### What is being asked
Because the entries hold pictures, reproduce only their words, exactly as written.

Source material Block Start

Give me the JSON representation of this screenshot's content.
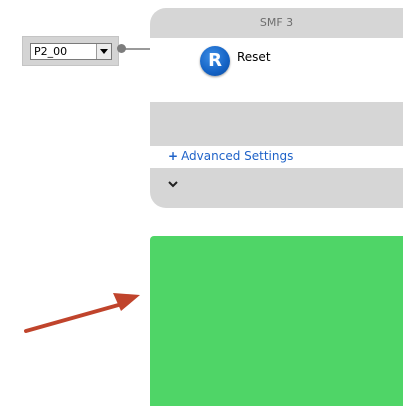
{
  "input_selector": {
    "value": "P2_00",
    "dropdown_icon": "triangle-down-icon"
  },
  "block": {
    "title": "SMF 3",
    "reset_icon_letter": "R",
    "reset_label": "Reset",
    "advanced_plus": "+",
    "advanced_label": "Advanced Settings",
    "collapse_glyph": "⌄"
  },
  "colors": {
    "block_bg": "#d6d6d6",
    "reset_icon": "#1462c4",
    "link": "#1e62c8",
    "green_block": "#4fd567",
    "arrow": "#c0442c"
  }
}
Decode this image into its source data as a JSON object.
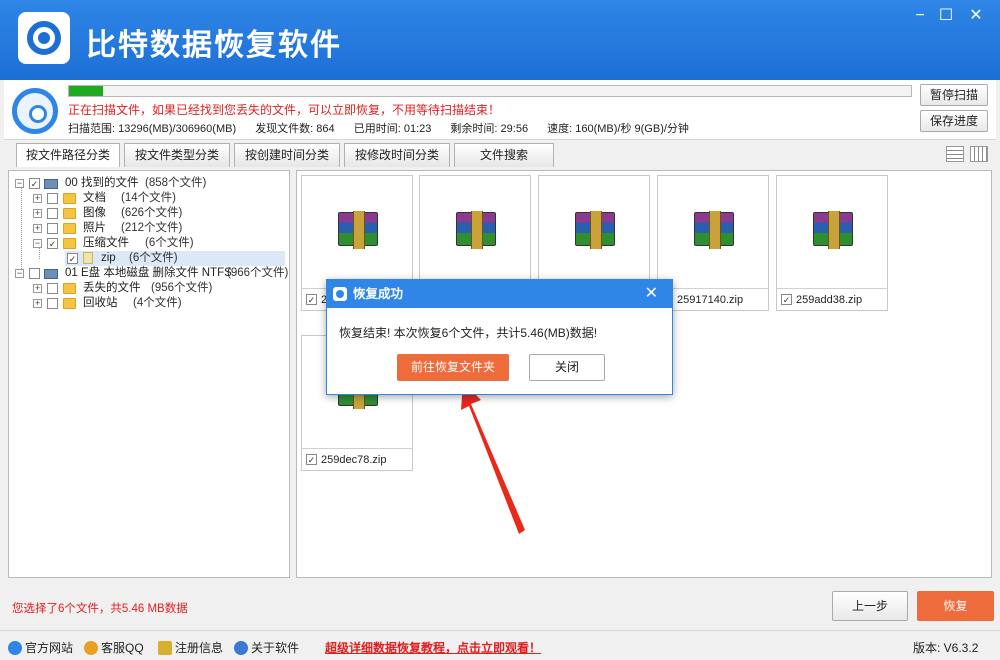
{
  "window": {
    "title": "比特数据恢复软件",
    "min_icon": "−",
    "max_icon": "☐",
    "close_icon": "✕"
  },
  "scan": {
    "progress_fraction": 0.04,
    "message": "正在扫描文件，如果已经找到您丢失的文件，可以立即恢复，不用等待扫描结束！",
    "range": "扫描范围: 13296(MB)/306960(MB)",
    "found": "发现文件数: 864",
    "elapsed": "已用时间: 01:23",
    "remaining": "剩余时间: 29:56",
    "speed": "速度: 160(MB)/秒  9(GB)/分钟",
    "pause_label": "暂停扫描",
    "save_label": "保存进度"
  },
  "tabs": [
    "按文件路径分类",
    "按文件类型分类",
    "按创建时间分类",
    "按修改时间分类",
    "文件搜索"
  ],
  "tree": [
    {
      "label": "00 找到的文件",
      "count": "(858个文件)"
    },
    {
      "label": "文档",
      "count": "(14个文件)"
    },
    {
      "label": "图像",
      "count": "(626个文件)"
    },
    {
      "label": "照片",
      "count": "(212个文件)"
    },
    {
      "label": "压缩文件",
      "count": "(6个文件)"
    },
    {
      "label": "zip",
      "count": "(6个文件)"
    },
    {
      "label": "01 E盘 本地磁盘 删除文件 NTFS",
      "count": "(966个文件)"
    },
    {
      "label": "丢失的文件",
      "count": "(956个文件)"
    },
    {
      "label": "回收站",
      "count": "(4个文件)"
    }
  ],
  "files": [
    {
      "name": "2"
    },
    {
      "name": ""
    },
    {
      "name": ""
    },
    {
      "name": "25917140.zip"
    },
    {
      "name": "259add38.zip"
    },
    {
      "name": "259dec78.zip"
    }
  ],
  "dialog": {
    "title": "恢复成功",
    "message": "恢复结束! 本次恢复6个文件，共计5.46(MB)数据!",
    "open_folder_label": "前往恢复文件夹",
    "close_label": "关闭",
    "close_icon": "✕"
  },
  "bottom": {
    "selection": "您选择了6个文件，共5.46 MB数据",
    "prev_label": "上一步",
    "recover_label": "恢复"
  },
  "footer": {
    "official_site": "官方网站",
    "support_qq": "客服QQ",
    "register": "注册信息",
    "about": "关于软件",
    "tutorial": "超级详细数据恢复教程，点击立即观看！",
    "version": "版本:  V6.3.2"
  },
  "colors": {
    "brand_blue": "#2f86e6",
    "accent_orange": "#ee6b3b",
    "alert_red": "#e02020",
    "progress_green": "#1faa1f"
  }
}
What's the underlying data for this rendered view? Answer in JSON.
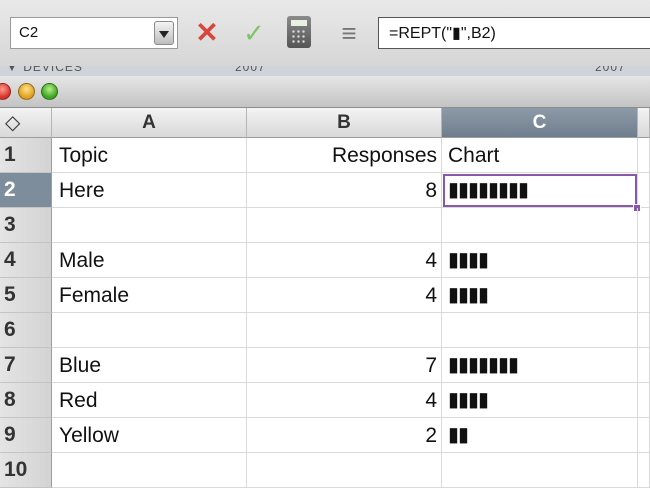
{
  "formula_bar": {
    "name_box_value": "C2",
    "formula": "=REPT(\"▮\",B2)"
  },
  "background_window": {
    "peek_left": "▼ DEVICES",
    "peek_mid": "2007",
    "peek_right": "2007"
  },
  "columns": [
    "A",
    "B",
    "C"
  ],
  "corner_glyph": "◇",
  "rows": [
    {
      "num": "1",
      "a": "Topic",
      "b": "Responses",
      "c": "Chart"
    },
    {
      "num": "2",
      "a": "Here",
      "b": "8",
      "c": "▮▮▮▮▮▮▮▮"
    },
    {
      "num": "3",
      "a": "",
      "b": "",
      "c": ""
    },
    {
      "num": "4",
      "a": "Male",
      "b": "4",
      "c": "▮▮▮▮"
    },
    {
      "num": "5",
      "a": "Female",
      "b": "4",
      "c": "▮▮▮▮"
    },
    {
      "num": "6",
      "a": "",
      "b": "",
      "c": ""
    },
    {
      "num": "7",
      "a": "Blue",
      "b": "7",
      "c": "▮▮▮▮▮▮▮"
    },
    {
      "num": "8",
      "a": "Red",
      "b": "4",
      "c": "▮▮▮▮"
    },
    {
      "num": "9",
      "a": "Yellow",
      "b": "2",
      "c": "▮▮"
    },
    {
      "num": "10",
      "a": "",
      "b": "",
      "c": ""
    }
  ],
  "selection": {
    "active_cell": "C2",
    "active_row": "2",
    "active_col": "C",
    "color": "#8a58a8"
  }
}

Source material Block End

### Exercise solution
Give me the JSON representation of this screenshot's content.
{
  "input_selector": {
    "value": "P2_00",
    "dropdown_icon": "triangle-down-icon"
  },
  "block": {
    "title": "SMF 3",
    "reset_icon_letter": "R",
    "reset_label": "Reset",
    "advanced_plus": "+",
    "advanced_label": "Advanced Settings",
    "collapse_glyph": "⌄"
  },
  "colors": {
    "block_bg": "#d6d6d6",
    "reset_icon": "#1462c4",
    "link": "#1e62c8",
    "green_block": "#4fd567",
    "arrow": "#c0442c"
  }
}
Decode this image into its source data as a JSON object.
{
  "window": {
    "title": "比特数据恢复软件",
    "min_icon": "−",
    "max_icon": "☐",
    "close_icon": "✕"
  },
  "scan": {
    "progress_fraction": 0.04,
    "message": "正在扫描文件，如果已经找到您丢失的文件，可以立即恢复，不用等待扫描结束！",
    "range": "扫描范围: 13296(MB)/306960(MB)",
    "found": "发现文件数: 864",
    "elapsed": "已用时间: 01:23",
    "remaining": "剩余时间: 29:56",
    "speed": "速度: 160(MB)/秒  9(GB)/分钟",
    "pause_label": "暂停扫描",
    "save_label": "保存进度"
  },
  "tabs": [
    "按文件路径分类",
    "按文件类型分类",
    "按创建时间分类",
    "按修改时间分类",
    "文件搜索"
  ],
  "tree": [
    {
      "label": "00 找到的文件",
      "count": "(858个文件)"
    },
    {
      "label": "文档",
      "count": "(14个文件)"
    },
    {
      "label": "图像",
      "count": "(626个文件)"
    },
    {
      "label": "照片",
      "count": "(212个文件)"
    },
    {
      "label": "压缩文件",
      "count": "(6个文件)"
    },
    {
      "label": "zip",
      "count": "(6个文件)"
    },
    {
      "label": "01 E盘 本地磁盘 删除文件 NTFS",
      "count": "(966个文件)"
    },
    {
      "label": "丢失的文件",
      "count": "(956个文件)"
    },
    {
      "label": "回收站",
      "count": "(4个文件)"
    }
  ],
  "files": [
    {
      "name": "2"
    },
    {
      "name": ""
    },
    {
      "name": ""
    },
    {
      "name": "25917140.zip"
    },
    {
      "name": "259add38.zip"
    },
    {
      "name": "259dec78.zip"
    }
  ],
  "dialog": {
    "title": "恢复成功",
    "message": "恢复结束! 本次恢复6个文件，共计5.46(MB)数据!",
    "open_folder_label": "前往恢复文件夹",
    "close_label": "关闭",
    "close_icon": "✕"
  },
  "bottom": {
    "selection": "您选择了6个文件，共5.46 MB数据",
    "prev_label": "上一步",
    "recover_label": "恢复"
  },
  "footer": {
    "official_site": "官方网站",
    "support_qq": "客服QQ",
    "register": "注册信息",
    "about": "关于软件",
    "tutorial": "超级详细数据恢复教程，点击立即观看！",
    "version": "版本:  V6.3.2"
  },
  "colors": {
    "brand_blue": "#2f86e6",
    "accent_orange": "#ee6b3b",
    "alert_red": "#e02020",
    "progress_green": "#1faa1f"
  }
}
What's the underlying data for this rendered view? Answer in JSON.
{
  "formula_bar": {
    "name_box_value": "C2",
    "formula": "=REPT(\"▮\",B2)"
  },
  "background_window": {
    "peek_left": "▼ DEVICES",
    "peek_mid": "2007",
    "peek_right": "2007"
  },
  "columns": [
    "A",
    "B",
    "C"
  ],
  "corner_glyph": "◇",
  "rows": [
    {
      "num": "1",
      "a": "Topic",
      "b": "Responses",
      "c": "Chart"
    },
    {
      "num": "2",
      "a": "Here",
      "b": "8",
      "c": "▮▮▮▮▮▮▮▮"
    },
    {
      "num": "3",
      "a": "",
      "b": "",
      "c": ""
    },
    {
      "num": "4",
      "a": "Male",
      "b": "4",
      "c": "▮▮▮▮"
    },
    {
      "num": "5",
      "a": "Female",
      "b": "4",
      "c": "▮▮▮▮"
    },
    {
      "num": "6",
      "a": "",
      "b": "",
      "c": ""
    },
    {
      "num": "7",
      "a": "Blue",
      "b": "7",
      "c": "▮▮▮▮▮▮▮"
    },
    {
      "num": "8",
      "a": "Red",
      "b": "4",
      "c": "▮▮▮▮"
    },
    {
      "num": "9",
      "a": "Yellow",
      "b": "2",
      "c": "▮▮"
    },
    {
      "num": "10",
      "a": "",
      "b": "",
      "c": ""
    }
  ],
  "selection": {
    "active_cell": "C2",
    "active_row": "2",
    "active_col": "C",
    "color": "#8a58a8"
  }
}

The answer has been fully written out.